> _Task item_: Scan the lines below and report each one containing "name" by copying it.

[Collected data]
——————————

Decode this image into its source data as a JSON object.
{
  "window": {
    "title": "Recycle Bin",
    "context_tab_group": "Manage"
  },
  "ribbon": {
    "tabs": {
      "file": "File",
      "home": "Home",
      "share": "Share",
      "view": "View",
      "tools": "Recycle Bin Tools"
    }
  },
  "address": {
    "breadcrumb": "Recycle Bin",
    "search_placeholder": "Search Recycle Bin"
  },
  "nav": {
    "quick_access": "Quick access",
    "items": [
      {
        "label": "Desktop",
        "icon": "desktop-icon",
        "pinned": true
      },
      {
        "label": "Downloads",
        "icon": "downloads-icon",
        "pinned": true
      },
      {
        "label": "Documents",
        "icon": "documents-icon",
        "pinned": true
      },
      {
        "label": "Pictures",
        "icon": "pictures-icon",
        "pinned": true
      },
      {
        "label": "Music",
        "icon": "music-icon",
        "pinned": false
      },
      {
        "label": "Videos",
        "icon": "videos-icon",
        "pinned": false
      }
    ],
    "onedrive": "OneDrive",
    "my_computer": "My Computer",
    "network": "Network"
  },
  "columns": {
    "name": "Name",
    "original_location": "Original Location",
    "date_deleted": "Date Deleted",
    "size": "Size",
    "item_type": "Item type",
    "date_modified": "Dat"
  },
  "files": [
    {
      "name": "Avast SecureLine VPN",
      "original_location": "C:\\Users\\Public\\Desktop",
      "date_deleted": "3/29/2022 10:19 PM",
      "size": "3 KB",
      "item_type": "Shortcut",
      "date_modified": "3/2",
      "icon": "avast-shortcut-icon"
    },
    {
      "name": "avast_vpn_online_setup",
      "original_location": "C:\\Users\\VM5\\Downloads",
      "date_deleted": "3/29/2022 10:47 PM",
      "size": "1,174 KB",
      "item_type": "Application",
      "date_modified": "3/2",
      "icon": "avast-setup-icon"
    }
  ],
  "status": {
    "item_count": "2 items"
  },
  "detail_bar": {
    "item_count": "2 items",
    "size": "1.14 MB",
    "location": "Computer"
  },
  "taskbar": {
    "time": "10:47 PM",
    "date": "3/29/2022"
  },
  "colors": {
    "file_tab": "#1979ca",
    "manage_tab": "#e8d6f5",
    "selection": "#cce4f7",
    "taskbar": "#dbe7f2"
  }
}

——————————

> _Response_:
    "name": "Name",
      "name": "Avast SecureLine VPN",
      "name": "avast_vpn_online_setup",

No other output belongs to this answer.